## Task goal
Copy every entry exactly, but skip the pictures.

## Extracted entries
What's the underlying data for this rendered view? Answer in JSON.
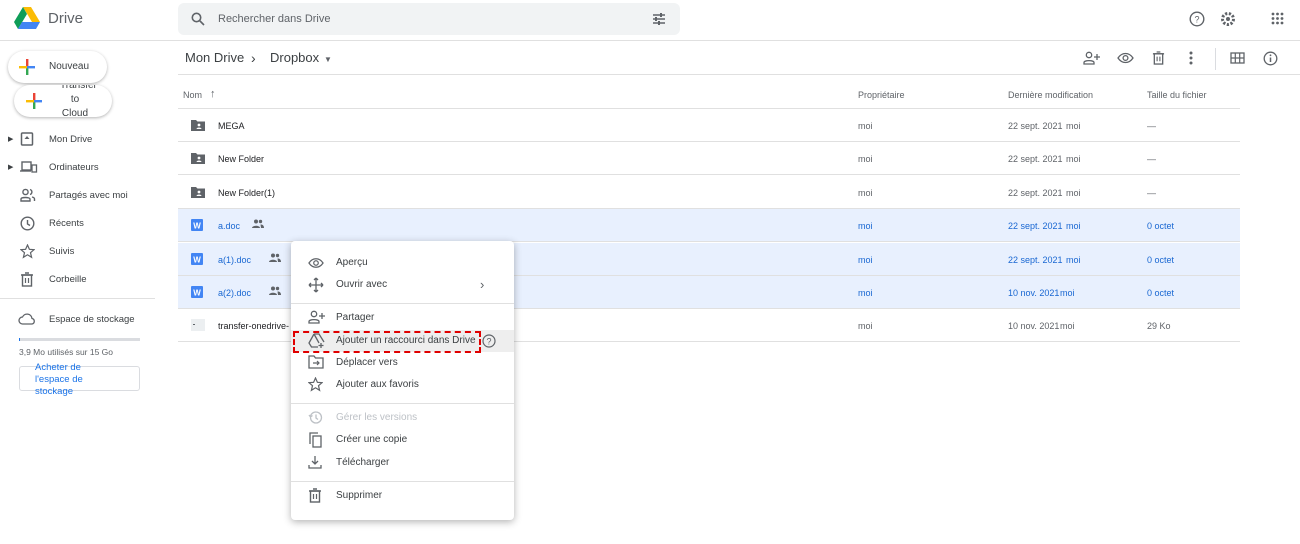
{
  "header": {
    "app_name": "Drive",
    "search_placeholder": "Rechercher dans Drive"
  },
  "sidebar": {
    "new_label": "Nouveau",
    "transfer_label": "Transfer to Cloud",
    "items": [
      {
        "label": "Mon Drive"
      },
      {
        "label": "Ordinateurs"
      },
      {
        "label": "Partagés avec moi"
      },
      {
        "label": "Récents"
      },
      {
        "label": "Suivis"
      },
      {
        "label": "Corbeille"
      }
    ],
    "storage_label": "Espace de stockage",
    "storage_usage": "3,9 Mo utilisés sur 15 Go",
    "storage_fraction": 0.0003,
    "buy_label": "Acheter de l'espace de stockage"
  },
  "breadcrumb": {
    "root": "Mon Drive",
    "current": "Dropbox"
  },
  "table": {
    "headers": {
      "name": "Nom",
      "owner": "Propriétaire",
      "modified": "Dernière modification",
      "size": "Taille du fichier"
    },
    "rows": [
      {
        "name": "MEGA",
        "type": "folder",
        "owner": "moi",
        "modified": "22 sept. 2021",
        "modified_by": "moi",
        "size": "—",
        "selected": false
      },
      {
        "name": "New Folder",
        "type": "folder",
        "owner": "moi",
        "modified": "22 sept. 2021",
        "modified_by": "moi",
        "size": "—",
        "selected": false
      },
      {
        "name": "New Folder(1)",
        "type": "folder",
        "owner": "moi",
        "modified": "22 sept. 2021",
        "modified_by": "moi",
        "size": "—",
        "selected": false
      },
      {
        "name": "a.doc",
        "type": "word",
        "owner": "moi",
        "modified": "22 sept. 2021",
        "modified_by": "moi",
        "size": "0 octet",
        "selected": true,
        "shared": true
      },
      {
        "name": "a(1).doc",
        "type": "word",
        "owner": "moi",
        "modified": "22 sept. 2021",
        "modified_by": "moi",
        "size": "0 octet",
        "selected": true,
        "shared": true
      },
      {
        "name": "a(2).doc",
        "type": "word",
        "owner": "moi",
        "modified": "10 nov. 2021",
        "modified_by": "moi",
        "size": "0 octet",
        "selected": true,
        "shared": true
      },
      {
        "name": "transfer-onedrive-",
        "type": "file",
        "owner": "moi",
        "modified": "10 nov. 2021",
        "modified_by": "moi",
        "size": "29 Ko",
        "selected": false
      }
    ]
  },
  "context_menu": {
    "items": [
      "Aperçu",
      "Ouvrir avec",
      "Partager",
      "Ajouter un raccourci dans Drive",
      "Déplacer vers",
      "Ajouter aux favoris",
      "Gérer les versions",
      "Créer une copie",
      "Télécharger",
      "Supprimer"
    ]
  }
}
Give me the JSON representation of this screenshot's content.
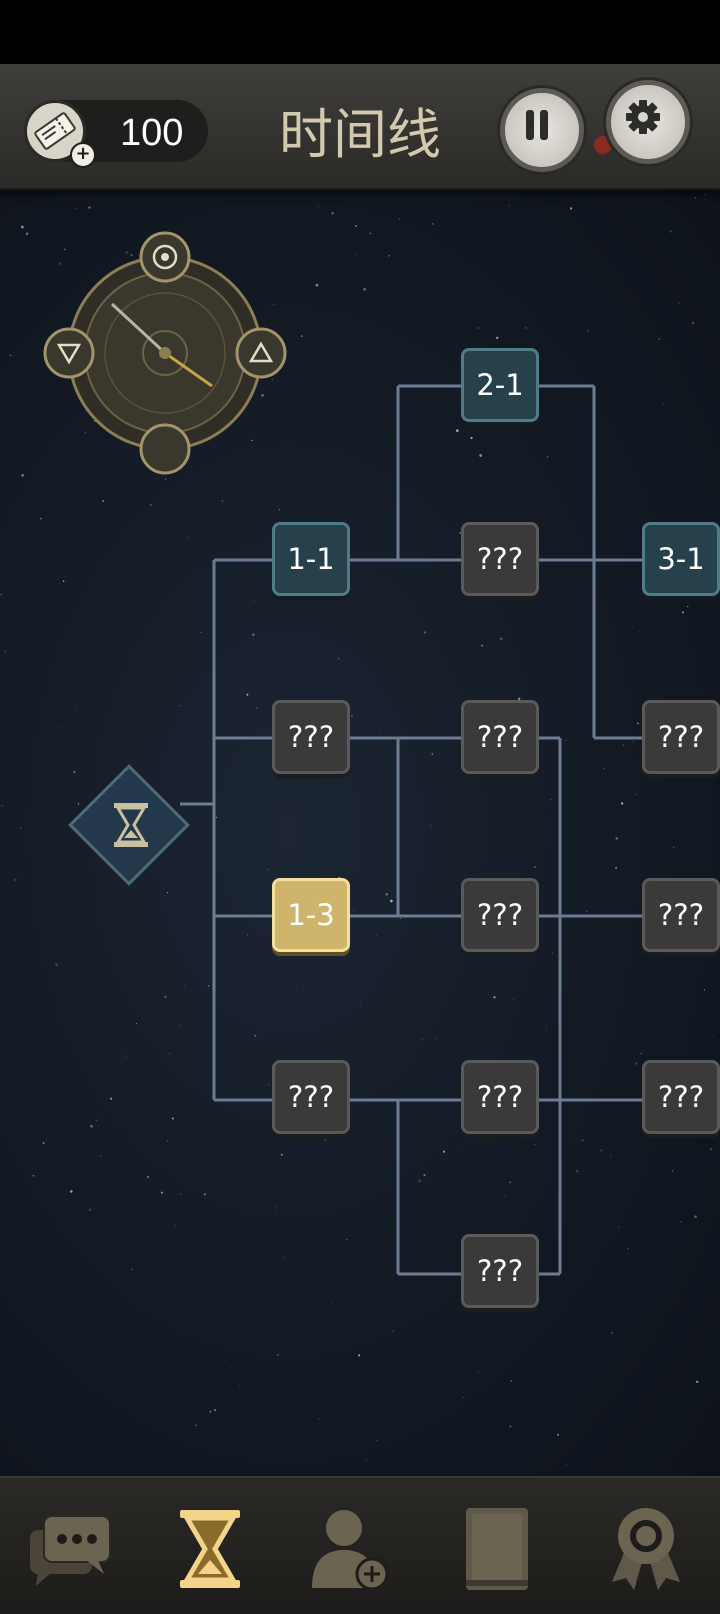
{
  "header": {
    "title": "时间线",
    "ticket_count": "100",
    "ticket_icon": "ticket-icon",
    "pause_icon": "pause-icon",
    "settings_icon": "gear-icon"
  },
  "colors": {
    "open_node": "#26414b",
    "locked_node": "#3a3a3b",
    "current_node": "#cfb46c",
    "connector_line": "#6c7c92",
    "title_text": "#d3c9ae"
  },
  "compass": {
    "top_icon": "target-icon",
    "left_icon": "triangle-down-icon",
    "right_icon": "triangle-up-icon",
    "bottom_icon": "crescent-moon-icon"
  },
  "timeline": {
    "start_icon": "hourglass-icon",
    "nodes": [
      {
        "id": "n-2-1",
        "label": "2-1",
        "state": "open"
      },
      {
        "id": "n-1-1",
        "label": "1-1",
        "state": "open"
      },
      {
        "id": "n-c2r2",
        "label": "???",
        "state": "locked"
      },
      {
        "id": "n-3-1",
        "label": "3-1",
        "state": "open"
      },
      {
        "id": "n-c1r3",
        "label": "???",
        "state": "locked"
      },
      {
        "id": "n-c2r3",
        "label": "???",
        "state": "locked"
      },
      {
        "id": "n-c3r3",
        "label": "???",
        "state": "locked"
      },
      {
        "id": "n-1-3",
        "label": "1-3",
        "state": "current"
      },
      {
        "id": "n-c2r4",
        "label": "???",
        "state": "locked"
      },
      {
        "id": "n-c3r4",
        "label": "???",
        "state": "locked"
      },
      {
        "id": "n-c1r5",
        "label": "???",
        "state": "locked"
      },
      {
        "id": "n-c2r5",
        "label": "???",
        "state": "locked"
      },
      {
        "id": "n-c3r5",
        "label": "???",
        "state": "locked"
      },
      {
        "id": "n-c2r6",
        "label": "???",
        "state": "locked"
      }
    ]
  },
  "bottom_nav": [
    {
      "icon": "chat-icon",
      "active": false
    },
    {
      "icon": "hourglass-icon",
      "active": true
    },
    {
      "icon": "add-user-icon",
      "active": false
    },
    {
      "icon": "book-icon",
      "active": false
    },
    {
      "icon": "medal-icon",
      "active": false
    }
  ]
}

## Written answer
What's the underlying data for this rendered view? Answer in JSON.
{
  "header": {
    "app_name": "Drive",
    "search_placeholder": "Rechercher dans Drive"
  },
  "sidebar": {
    "new_label": "Nouveau",
    "transfer_label": "Transfer to Cloud",
    "items": [
      {
        "label": "Mon Drive"
      },
      {
        "label": "Ordinateurs"
      },
      {
        "label": "Partagés avec moi"
      },
      {
        "label": "Récents"
      },
      {
        "label": "Suivis"
      },
      {
        "label": "Corbeille"
      }
    ],
    "storage_label": "Espace de stockage",
    "storage_usage": "3,9 Mo utilisés sur 15 Go",
    "storage_fraction": 0.0003,
    "buy_label": "Acheter de l'espace de stockage"
  },
  "breadcrumb": {
    "root": "Mon Drive",
    "current": "Dropbox"
  },
  "table": {
    "headers": {
      "name": "Nom",
      "owner": "Propriétaire",
      "modified": "Dernière modification",
      "size": "Taille du fichier"
    },
    "rows": [
      {
        "name": "MEGA",
        "type": "folder",
        "owner": "moi",
        "modified": "22 sept. 2021",
        "modified_by": "moi",
        "size": "—",
        "selected": false
      },
      {
        "name": "New Folder",
        "type": "folder",
        "owner": "moi",
        "modified": "22 sept. 2021",
        "modified_by": "moi",
        "size": "—",
        "selected": false
      },
      {
        "name": "New Folder(1)",
        "type": "folder",
        "owner": "moi",
        "modified": "22 sept. 2021",
        "modified_by": "moi",
        "size": "—",
        "selected": false
      },
      {
        "name": "a.doc",
        "type": "word",
        "owner": "moi",
        "modified": "22 sept. 2021",
        "modified_by": "moi",
        "size": "0 octet",
        "selected": true,
        "shared": true
      },
      {
        "name": "a(1).doc",
        "type": "word",
        "owner": "moi",
        "modified": "22 sept. 2021",
        "modified_by": "moi",
        "size": "0 octet",
        "selected": true,
        "shared": true
      },
      {
        "name": "a(2).doc",
        "type": "word",
        "owner": "moi",
        "modified": "10 nov. 2021",
        "modified_by": "moi",
        "size": "0 octet",
        "selected": true,
        "shared": true
      },
      {
        "name": "transfer-onedrive-",
        "type": "file",
        "owner": "moi",
        "modified": "10 nov. 2021",
        "modified_by": "moi",
        "size": "29 Ko",
        "selected": false
      }
    ]
  },
  "context_menu": {
    "items": [
      "Aperçu",
      "Ouvrir avec",
      "Partager",
      "Ajouter un raccourci dans Drive",
      "Déplacer vers",
      "Ajouter aux favoris",
      "Gérer les versions",
      "Créer une copie",
      "Télécharger",
      "Supprimer"
    ]
  }
}
Give me the JSON representation of this screenshot's content.
{
  "header": {
    "title": "时间线",
    "ticket_count": "100",
    "ticket_icon": "ticket-icon",
    "pause_icon": "pause-icon",
    "settings_icon": "gear-icon"
  },
  "colors": {
    "open_node": "#26414b",
    "locked_node": "#3a3a3b",
    "current_node": "#cfb46c",
    "connector_line": "#6c7c92",
    "title_text": "#d3c9ae"
  },
  "compass": {
    "top_icon": "target-icon",
    "left_icon": "triangle-down-icon",
    "right_icon": "triangle-up-icon",
    "bottom_icon": "crescent-moon-icon"
  },
  "timeline": {
    "start_icon": "hourglass-icon",
    "nodes": [
      {
        "id": "n-2-1",
        "label": "2-1",
        "state": "open"
      },
      {
        "id": "n-1-1",
        "label": "1-1",
        "state": "open"
      },
      {
        "id": "n-c2r2",
        "label": "???",
        "state": "locked"
      },
      {
        "id": "n-3-1",
        "label": "3-1",
        "state": "open"
      },
      {
        "id": "n-c1r3",
        "label": "???",
        "state": "locked"
      },
      {
        "id": "n-c2r3",
        "label": "???",
        "state": "locked"
      },
      {
        "id": "n-c3r3",
        "label": "???",
        "state": "locked"
      },
      {
        "id": "n-1-3",
        "label": "1-3",
        "state": "current"
      },
      {
        "id": "n-c2r4",
        "label": "???",
        "state": "locked"
      },
      {
        "id": "n-c3r4",
        "label": "???",
        "state": "locked"
      },
      {
        "id": "n-c1r5",
        "label": "???",
        "state": "locked"
      },
      {
        "id": "n-c2r5",
        "label": "???",
        "state": "locked"
      },
      {
        "id": "n-c3r5",
        "label": "???",
        "state": "locked"
      },
      {
        "id": "n-c2r6",
        "label": "???",
        "state": "locked"
      }
    ]
  },
  "bottom_nav": [
    {
      "icon": "chat-icon",
      "active": false
    },
    {
      "icon": "hourglass-icon",
      "active": true
    },
    {
      "icon": "add-user-icon",
      "active": false
    },
    {
      "icon": "book-icon",
      "active": false
    },
    {
      "icon": "medal-icon",
      "active": false
    }
  ]
}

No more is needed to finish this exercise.